DC proponents say that we have to go to a DC plan because we have an unfunded liability.
Switching to a Defined Contribution plan does not reduce the unfunded liability of the Commonwealth – it increases is. The Fiscal Impact Statement for HB2410, which would have created a a DC plan for state and local employees, in the 2011 session explained, “As fewer new hires join the current DB plan, the payroll base under this plan would begin to decline immediately. Since the payroll base is used to fund the DB system’s unfunded accrued liabilities (UAL), the financial burden as a percent of payroll will increase.”
DC proponents say that DB plans have been totally eliminated in the private sector.
It is not true that the private sector has done away with defined benefit plans. Of the Fortune 1,000 firms, 586 have some kind of DB plan. Industries that routinely offer DB plans include aerospace and defense, utilities, food and beverage, manufacturing, automobile and transportation equipment, natural resources, energy, wholesale, insurance and financial services. Please follow this link to more information on this topic.
DC proponents say that the pension is underfunded because public employees are greedy and the benefits are generous, and they conclude that the state cannot afford the pension plan.
The reasons VRS is underfunded are twofold. The Great Recession hit investment markets hard, and the General Assembly has failed to put the amount recommended by VRS (the VRS Board of Trustees certified rate) into the teacher fund in sixteen of the last twenty years.

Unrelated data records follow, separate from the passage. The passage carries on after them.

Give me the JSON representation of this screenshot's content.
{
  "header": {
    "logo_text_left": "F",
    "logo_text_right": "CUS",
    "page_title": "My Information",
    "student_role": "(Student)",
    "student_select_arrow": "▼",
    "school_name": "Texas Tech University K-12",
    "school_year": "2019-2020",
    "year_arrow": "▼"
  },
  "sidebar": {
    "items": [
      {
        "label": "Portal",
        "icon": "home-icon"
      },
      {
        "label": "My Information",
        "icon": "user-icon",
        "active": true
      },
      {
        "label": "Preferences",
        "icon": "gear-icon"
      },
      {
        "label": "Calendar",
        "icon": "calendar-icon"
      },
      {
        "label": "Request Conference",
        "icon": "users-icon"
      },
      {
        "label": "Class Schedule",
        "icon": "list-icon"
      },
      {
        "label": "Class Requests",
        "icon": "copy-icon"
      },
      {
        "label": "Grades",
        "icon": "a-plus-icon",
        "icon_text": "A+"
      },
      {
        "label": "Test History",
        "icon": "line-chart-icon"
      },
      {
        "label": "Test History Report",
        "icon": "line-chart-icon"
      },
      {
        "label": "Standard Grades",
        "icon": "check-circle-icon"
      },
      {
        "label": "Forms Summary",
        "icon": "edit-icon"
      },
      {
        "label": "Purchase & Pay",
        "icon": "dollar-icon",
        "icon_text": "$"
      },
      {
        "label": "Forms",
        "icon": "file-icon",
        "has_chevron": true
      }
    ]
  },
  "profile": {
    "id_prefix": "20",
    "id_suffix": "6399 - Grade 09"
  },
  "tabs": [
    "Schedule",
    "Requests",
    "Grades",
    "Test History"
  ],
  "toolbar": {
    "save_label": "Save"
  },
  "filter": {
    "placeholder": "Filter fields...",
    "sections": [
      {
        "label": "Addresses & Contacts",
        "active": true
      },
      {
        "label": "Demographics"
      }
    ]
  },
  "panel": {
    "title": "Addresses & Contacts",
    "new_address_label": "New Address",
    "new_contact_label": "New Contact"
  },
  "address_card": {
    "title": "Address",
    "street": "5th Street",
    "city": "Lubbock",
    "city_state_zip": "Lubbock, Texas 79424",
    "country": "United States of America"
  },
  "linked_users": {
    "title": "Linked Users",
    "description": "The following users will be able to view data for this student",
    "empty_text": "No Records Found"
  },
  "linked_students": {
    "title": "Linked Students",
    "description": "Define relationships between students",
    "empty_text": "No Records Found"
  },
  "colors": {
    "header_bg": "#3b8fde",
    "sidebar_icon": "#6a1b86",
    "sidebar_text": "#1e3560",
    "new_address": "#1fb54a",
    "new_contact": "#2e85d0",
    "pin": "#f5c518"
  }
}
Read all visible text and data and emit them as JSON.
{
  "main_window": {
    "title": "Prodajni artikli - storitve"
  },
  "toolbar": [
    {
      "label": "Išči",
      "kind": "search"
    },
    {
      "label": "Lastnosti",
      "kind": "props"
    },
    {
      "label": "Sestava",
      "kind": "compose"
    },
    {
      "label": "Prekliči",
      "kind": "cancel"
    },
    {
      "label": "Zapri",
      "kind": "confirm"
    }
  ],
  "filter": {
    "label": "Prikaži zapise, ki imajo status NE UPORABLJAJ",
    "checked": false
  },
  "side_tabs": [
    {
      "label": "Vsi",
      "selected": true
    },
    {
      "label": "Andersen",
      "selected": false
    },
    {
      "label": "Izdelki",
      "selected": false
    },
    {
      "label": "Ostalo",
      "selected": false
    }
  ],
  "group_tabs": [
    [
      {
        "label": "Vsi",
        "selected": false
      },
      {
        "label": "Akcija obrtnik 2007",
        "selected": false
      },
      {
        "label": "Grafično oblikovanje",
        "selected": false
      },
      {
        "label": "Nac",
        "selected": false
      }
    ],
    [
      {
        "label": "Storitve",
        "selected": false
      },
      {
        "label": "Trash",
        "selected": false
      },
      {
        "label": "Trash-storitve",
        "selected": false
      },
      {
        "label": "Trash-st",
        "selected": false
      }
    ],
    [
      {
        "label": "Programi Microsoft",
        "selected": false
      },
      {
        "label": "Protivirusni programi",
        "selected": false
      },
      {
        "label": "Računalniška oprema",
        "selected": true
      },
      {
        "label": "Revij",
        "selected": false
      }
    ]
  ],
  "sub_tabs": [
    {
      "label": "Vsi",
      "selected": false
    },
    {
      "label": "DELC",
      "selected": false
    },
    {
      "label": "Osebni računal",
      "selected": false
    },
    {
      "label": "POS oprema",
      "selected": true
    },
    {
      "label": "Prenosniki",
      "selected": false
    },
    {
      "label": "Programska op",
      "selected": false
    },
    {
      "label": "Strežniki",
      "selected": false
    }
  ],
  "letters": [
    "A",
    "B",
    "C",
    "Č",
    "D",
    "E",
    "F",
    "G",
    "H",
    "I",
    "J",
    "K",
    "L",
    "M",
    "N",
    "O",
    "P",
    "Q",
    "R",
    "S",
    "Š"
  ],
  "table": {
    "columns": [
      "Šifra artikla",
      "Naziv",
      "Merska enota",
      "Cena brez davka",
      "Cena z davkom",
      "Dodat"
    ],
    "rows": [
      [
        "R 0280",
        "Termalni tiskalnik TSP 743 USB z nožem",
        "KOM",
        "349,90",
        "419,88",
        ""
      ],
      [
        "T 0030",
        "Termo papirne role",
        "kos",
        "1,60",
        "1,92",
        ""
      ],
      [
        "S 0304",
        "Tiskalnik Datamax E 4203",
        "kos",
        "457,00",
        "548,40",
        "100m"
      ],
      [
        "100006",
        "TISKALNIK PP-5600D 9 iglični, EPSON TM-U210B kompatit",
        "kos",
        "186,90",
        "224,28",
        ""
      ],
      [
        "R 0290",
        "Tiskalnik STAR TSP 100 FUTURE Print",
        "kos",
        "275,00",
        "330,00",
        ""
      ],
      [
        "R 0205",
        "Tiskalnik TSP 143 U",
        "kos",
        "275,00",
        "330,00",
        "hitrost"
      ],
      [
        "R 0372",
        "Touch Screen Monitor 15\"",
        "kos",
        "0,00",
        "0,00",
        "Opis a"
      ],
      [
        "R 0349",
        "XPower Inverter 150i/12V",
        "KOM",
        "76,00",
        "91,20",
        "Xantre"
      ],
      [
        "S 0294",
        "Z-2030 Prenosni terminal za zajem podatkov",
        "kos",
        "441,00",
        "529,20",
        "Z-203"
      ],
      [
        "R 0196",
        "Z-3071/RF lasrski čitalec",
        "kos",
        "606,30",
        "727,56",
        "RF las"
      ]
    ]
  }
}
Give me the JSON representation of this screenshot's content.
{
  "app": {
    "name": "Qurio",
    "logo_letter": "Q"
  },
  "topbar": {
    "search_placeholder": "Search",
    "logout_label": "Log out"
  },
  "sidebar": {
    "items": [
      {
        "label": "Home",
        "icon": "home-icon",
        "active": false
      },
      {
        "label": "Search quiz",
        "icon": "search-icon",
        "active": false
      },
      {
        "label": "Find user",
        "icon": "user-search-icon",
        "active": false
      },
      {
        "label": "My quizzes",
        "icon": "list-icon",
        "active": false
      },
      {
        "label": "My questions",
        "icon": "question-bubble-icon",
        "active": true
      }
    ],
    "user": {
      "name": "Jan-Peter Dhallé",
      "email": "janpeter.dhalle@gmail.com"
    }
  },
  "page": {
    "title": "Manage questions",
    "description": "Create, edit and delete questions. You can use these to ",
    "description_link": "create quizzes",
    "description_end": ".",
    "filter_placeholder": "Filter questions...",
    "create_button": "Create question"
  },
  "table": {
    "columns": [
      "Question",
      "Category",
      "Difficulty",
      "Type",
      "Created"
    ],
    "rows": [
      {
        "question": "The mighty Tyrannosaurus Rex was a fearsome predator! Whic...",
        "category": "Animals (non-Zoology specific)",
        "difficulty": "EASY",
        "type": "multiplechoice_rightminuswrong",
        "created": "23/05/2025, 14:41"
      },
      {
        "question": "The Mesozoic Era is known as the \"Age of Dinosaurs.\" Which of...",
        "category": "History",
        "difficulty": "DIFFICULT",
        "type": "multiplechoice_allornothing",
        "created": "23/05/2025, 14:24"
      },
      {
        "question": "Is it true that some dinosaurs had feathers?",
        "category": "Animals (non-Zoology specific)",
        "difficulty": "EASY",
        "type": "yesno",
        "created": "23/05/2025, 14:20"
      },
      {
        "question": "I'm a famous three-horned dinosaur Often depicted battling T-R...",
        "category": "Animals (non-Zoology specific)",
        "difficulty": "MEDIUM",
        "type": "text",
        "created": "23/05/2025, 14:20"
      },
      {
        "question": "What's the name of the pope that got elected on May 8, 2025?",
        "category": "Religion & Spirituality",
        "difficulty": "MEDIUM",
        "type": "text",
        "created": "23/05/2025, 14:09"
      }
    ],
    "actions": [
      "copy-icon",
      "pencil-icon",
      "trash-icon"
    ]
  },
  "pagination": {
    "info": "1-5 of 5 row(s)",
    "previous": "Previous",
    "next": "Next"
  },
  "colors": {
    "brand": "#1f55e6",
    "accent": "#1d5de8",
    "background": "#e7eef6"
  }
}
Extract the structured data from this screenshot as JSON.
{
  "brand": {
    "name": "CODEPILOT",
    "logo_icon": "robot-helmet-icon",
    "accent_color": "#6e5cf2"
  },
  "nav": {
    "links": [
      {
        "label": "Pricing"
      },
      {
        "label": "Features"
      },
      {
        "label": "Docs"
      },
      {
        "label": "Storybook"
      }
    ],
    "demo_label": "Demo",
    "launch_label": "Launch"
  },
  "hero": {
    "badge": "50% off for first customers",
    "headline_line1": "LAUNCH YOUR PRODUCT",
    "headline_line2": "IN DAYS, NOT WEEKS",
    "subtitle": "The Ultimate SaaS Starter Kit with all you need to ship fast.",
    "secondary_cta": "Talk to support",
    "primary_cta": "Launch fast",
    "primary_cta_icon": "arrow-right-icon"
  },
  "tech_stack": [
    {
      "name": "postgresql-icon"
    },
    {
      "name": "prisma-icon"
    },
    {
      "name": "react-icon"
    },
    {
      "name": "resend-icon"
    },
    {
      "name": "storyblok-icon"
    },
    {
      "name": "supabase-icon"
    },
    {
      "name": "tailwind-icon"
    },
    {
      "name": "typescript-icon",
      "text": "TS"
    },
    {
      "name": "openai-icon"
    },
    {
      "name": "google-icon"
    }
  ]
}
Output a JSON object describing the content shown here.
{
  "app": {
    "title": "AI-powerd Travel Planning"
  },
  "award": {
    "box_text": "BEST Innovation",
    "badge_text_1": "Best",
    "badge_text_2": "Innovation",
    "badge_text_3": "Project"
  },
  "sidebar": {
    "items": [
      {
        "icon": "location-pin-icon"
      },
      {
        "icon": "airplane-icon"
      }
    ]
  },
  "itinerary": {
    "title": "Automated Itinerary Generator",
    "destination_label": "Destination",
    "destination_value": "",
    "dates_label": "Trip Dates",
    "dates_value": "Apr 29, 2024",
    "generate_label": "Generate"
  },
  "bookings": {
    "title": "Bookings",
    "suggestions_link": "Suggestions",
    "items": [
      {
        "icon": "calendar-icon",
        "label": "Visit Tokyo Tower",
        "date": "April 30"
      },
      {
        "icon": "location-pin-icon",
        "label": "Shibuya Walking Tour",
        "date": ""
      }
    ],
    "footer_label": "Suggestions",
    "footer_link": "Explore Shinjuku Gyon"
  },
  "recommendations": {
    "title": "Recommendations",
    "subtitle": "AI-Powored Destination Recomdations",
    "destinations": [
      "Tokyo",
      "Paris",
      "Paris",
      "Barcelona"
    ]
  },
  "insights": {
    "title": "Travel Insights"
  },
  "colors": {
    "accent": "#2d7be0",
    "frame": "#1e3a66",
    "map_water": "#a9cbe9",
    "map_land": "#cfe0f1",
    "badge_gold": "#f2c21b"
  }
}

The average annual benefit for a retired teacher is $20,814 (Information obtained from the June 30, 2010 VRS Actuarial Valuation). An educator who works for 30 years receives a benefit equal to 51% of their salary. This is hardly greedy, and when we compare this benefit to the benefits offered in other states it is not generous.
The Boston College Center for Retirement and Research says that 1.65% of Virginia’s budget goes to funding VRS. The average allocation among states is 3.80%. Virginia can afford VRS.
DC proponents say that the sky is falling and that we must act quickly to address the problem.
The actuarial window for the unfunded liability of approximately $17 billion is 85 years.
In 2007 the VRS Fund reached its high water mark of $58.3 billion. The value of the fund sank to $38.9 billion in March of 2009. As of July 11th the funds value had risen to $55 billion – recovering most of the losses.
Paying the VRS Board of Trustees certified contribution rate into the fund in the years ahead would correct the problem!
DC proponents say that having employees pay into the fund will reduce the unfunded liability.
Having employees pay the “employee share” does not increase the amount going into the fund, it just changes who is paying – shifting the burden onto the employee and reducing employee compensation in a time when many employees have gone years without a raise.
The history of this issue is that all employees once paid the “employee share” of 5%. Years back (the year varies by locality) employees were told, “We are not giving you a raise, but we will pay the 5% for you.” Further, employees were told that this decision was irrevocable. So, for employees, asking them to now pay the 5% is asking them to give back a raise they earned years ago.
State employees now pay the 5%. They received a 5% raise to offset the loss, but some saw small decreases in take-home-pay, a consequence to tax factors. Most local employees do not pay the 5%.
Be careful about the public statements you hear about VRS. VEA can provide you with the facts about your pension system and ways you can fight to keep it strong.